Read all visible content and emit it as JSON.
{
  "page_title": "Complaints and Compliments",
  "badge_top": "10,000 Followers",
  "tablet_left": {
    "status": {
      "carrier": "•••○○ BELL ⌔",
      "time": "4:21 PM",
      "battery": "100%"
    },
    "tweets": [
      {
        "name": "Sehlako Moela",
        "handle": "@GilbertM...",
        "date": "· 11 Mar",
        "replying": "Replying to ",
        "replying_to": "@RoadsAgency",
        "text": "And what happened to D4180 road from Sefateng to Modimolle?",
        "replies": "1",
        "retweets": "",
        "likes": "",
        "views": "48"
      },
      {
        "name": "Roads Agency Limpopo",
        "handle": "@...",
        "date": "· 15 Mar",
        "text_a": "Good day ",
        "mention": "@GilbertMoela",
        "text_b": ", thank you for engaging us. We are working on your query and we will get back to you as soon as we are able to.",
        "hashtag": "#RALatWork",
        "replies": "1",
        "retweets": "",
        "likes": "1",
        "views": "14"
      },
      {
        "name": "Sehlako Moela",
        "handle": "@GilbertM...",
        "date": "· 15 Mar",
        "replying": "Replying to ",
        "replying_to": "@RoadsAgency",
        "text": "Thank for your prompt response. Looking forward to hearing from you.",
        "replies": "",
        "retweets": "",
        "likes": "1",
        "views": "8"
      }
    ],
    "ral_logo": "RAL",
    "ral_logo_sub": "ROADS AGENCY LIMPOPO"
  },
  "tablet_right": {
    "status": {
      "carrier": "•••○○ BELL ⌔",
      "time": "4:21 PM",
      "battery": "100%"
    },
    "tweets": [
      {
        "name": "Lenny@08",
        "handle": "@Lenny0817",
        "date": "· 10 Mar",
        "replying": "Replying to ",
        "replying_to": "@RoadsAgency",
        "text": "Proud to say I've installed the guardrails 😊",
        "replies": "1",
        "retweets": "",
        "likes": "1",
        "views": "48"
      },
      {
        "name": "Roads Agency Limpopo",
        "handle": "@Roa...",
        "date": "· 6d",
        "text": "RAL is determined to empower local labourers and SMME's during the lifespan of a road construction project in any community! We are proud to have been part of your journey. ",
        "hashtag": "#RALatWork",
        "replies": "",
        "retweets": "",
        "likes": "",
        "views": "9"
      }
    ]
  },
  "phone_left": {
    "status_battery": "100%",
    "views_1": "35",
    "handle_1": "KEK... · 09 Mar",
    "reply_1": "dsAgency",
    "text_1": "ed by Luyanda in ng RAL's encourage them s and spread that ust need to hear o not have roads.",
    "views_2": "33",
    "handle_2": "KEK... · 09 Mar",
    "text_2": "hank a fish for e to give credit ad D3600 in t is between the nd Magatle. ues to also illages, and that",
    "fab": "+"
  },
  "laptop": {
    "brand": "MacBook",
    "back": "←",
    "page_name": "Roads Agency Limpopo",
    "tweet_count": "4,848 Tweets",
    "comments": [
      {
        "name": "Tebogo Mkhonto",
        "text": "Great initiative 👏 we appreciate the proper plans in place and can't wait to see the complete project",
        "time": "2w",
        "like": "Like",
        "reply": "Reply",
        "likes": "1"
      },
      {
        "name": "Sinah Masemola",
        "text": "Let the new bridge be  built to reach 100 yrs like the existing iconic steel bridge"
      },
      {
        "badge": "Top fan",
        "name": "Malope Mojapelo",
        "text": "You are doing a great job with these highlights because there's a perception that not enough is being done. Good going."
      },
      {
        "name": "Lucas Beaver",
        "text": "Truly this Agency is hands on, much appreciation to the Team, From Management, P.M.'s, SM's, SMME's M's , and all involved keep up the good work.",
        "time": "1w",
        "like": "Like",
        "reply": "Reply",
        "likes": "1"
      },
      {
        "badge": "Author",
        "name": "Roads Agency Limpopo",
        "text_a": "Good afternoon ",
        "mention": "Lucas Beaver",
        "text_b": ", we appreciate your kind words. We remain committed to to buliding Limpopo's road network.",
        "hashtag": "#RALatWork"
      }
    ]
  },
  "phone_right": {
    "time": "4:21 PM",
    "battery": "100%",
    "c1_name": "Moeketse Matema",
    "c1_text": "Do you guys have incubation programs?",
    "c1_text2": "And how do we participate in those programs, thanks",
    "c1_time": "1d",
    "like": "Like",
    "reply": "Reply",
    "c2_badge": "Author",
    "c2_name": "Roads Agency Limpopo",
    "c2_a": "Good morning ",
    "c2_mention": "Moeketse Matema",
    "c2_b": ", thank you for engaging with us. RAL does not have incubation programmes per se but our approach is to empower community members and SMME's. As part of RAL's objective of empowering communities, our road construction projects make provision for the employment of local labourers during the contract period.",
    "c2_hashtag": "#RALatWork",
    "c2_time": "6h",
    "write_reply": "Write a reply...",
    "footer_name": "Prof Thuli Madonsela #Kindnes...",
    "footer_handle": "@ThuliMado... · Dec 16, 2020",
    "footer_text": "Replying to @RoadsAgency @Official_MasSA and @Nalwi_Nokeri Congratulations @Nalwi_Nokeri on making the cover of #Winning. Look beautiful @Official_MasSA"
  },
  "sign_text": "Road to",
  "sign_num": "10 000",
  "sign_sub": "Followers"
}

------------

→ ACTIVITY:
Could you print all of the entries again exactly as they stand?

→ EXERCISE ANSWER:
Read all visible content and emit it as JSON.
{
  "page_title": "Complaints and Compliments",
  "badge_top": "10,000 Followers",
  "tablet_left": {
    "status": {
      "carrier": "•••○○ BELL ⌔",
      "time": "4:21 PM",
      "battery": "100%"
    },
    "tweets": [
      {
        "name": "Sehlako Moela",
        "handle": "@GilbertM...",
        "date": "· 11 Mar",
        "replying": "Replying to ",
        "replying_to": "@RoadsAgency",
        "text": "And what happened to D4180 road from Sefateng to Modimolle?",
        "replies": "1",
        "retweets": "",
        "likes": "",
        "views": "48"
      },
      {
        "name": "Roads Agency Limpopo",
        "handle": "@...",
        "date": "· 15 Mar",
        "text_a": "Good day ",
        "mention": "@GilbertMoela",
        "text_b": ", thank you for engaging us. We are working on your query and we will get back to you as soon as we are able to.",
        "hashtag": "#RALatWork",
        "replies": "1",
        "retweets": "",
        "likes": "1",
        "views": "14"
      },
      {
        "name": "Sehlako Moela",
        "handle": "@GilbertM...",
        "date": "· 15 Mar",
        "replying": "Replying to ",
        "replying_to": "@RoadsAgency",
        "text": "Thank for your prompt response. Looking forward to hearing from you.",
        "replies": "",
        "retweets": "",
        "likes": "1",
        "views": "8"
      }
    ],
    "ral_logo": "RAL",
    "ral_logo_sub": "ROADS AGENCY LIMPOPO"
  },
  "tablet_right": {
    "status": {
      "carrier": "•••○○ BELL ⌔",
      "time": "4:21 PM",
      "battery": "100%"
    },
    "tweets": [
      {
        "name": "Lenny@08",
        "handle": "@Lenny0817",
        "date": "· 10 Mar",
        "replying": "Replying to ",
        "replying_to": "@RoadsAgency",
        "text": "Proud to say I've installed the guardrails 😊",
        "replies": "1",
        "retweets": "",
        "likes": "1",
        "views": "48"
      },
      {
        "name": "Roads Agency Limpopo",
        "handle": "@Roa...",
        "date": "· 6d",
        "text": "RAL is determined to empower local labourers and SMME's during the lifespan of a road construction project in any community! We are proud to have been part of your journey. ",
        "hashtag": "#RALatWork",
        "replies": "",
        "retweets": "",
        "likes": "",
        "views": "9"
      }
    ]
  },
  "phone_left": {
    "status_battery": "100%",
    "views_1": "35",
    "handle_1": "KEK... · 09 Mar",
    "reply_1": "dsAgency",
    "text_1": "ed by Luyanda in ng RAL's encourage them s and spread that ust need to hear o not have roads.",
    "views_2": "33",
    "handle_2": "KEK... · 09 Mar",
    "text_2": "hank a fish for e to give credit ad D3600 in t is between the nd Magatle. ues to also illages, and that",
    "fab": "+"
  },
  "laptop": {
    "brand": "MacBook",
    "back": "←",
    "page_name": "Roads Agency Limpopo",
    "tweet_count": "4,848 Tweets",
    "comments": [
      {
        "name": "Tebogo Mkhonto",
        "text": "Great initiative 👏 we appreciate the proper plans in place and can't wait to see the complete project",
        "time": "2w",
        "like": "Like",
        "reply": "Reply",
        "likes": "1"
      },
      {
        "name": "Sinah Masemola",
        "text": "Let the new bridge be  built to reach 100 yrs like the existing iconic steel bridge"
      },
      {
        "badge": "Top fan",
        "name": "Malope Mojapelo",
        "text": "You are doing a great job with these highlights because there's a perception that not enough is being done. Good going."
      },
      {
        "name": "Lucas Beaver",
        "text": "Truly this Agency is hands on, much appreciation to the Team, From Management, P.M.'s, SM's, SMME's M's , and all involved keep up the good work.",
        "time": "1w",
        "like": "Like",
        "reply": "Reply",
        "likes": "1"
      },
      {
        "badge": "Author",
        "name": "Roads Agency Limpopo",
        "text_a": "Good afternoon ",
        "mention": "Lucas Beaver",
        "text_b": ", we appreciate your kind words. We remain committed to to buliding Limpopo's road network.",
        "hashtag": "#RALatWork"
      }
    ]
  },
  "phone_right": {
    "time": "4:21 PM",
    "battery": "100%",
    "c1_name": "Moeketse Matema",
    "c1_text": "Do you guys have incubation programs?",
    "c1_text2": "And how do we participate in those programs, thanks",
    "c1_time": "1d",
    "like": "Like",
    "reply": "Reply",
    "c2_badge": "Author",
    "c2_name": "Roads Agency Limpopo",
    "c2_a": "Good morning ",
    "c2_mention": "Moeketse Matema",
    "c2_b": ", thank you for engaging with us. RAL does not have incubation programmes per se but our approach is to empower community members and SMME's. As part of RAL's objective of empowering communities, our road construction projects make provision for the employment of local labourers during the contract period.",
    "c2_hashtag": "#RALatWork",
    "c2_time": "6h",
    "write_reply": "Write a reply...",
    "footer_name": "Prof Thuli Madonsela #Kindnes...",
    "footer_handle": "@ThuliMado... · Dec 16, 2020",
    "footer_text": "Replying to @RoadsAgency @Official_MasSA and @Nalwi_Nokeri Congratulations @Nalwi_Nokeri on making the cover of #Winning. Look beautiful @Official_MasSA"
  },
  "sign_text": "Road to",
  "sign_num": "10 000",
  "sign_sub": "Followers"
}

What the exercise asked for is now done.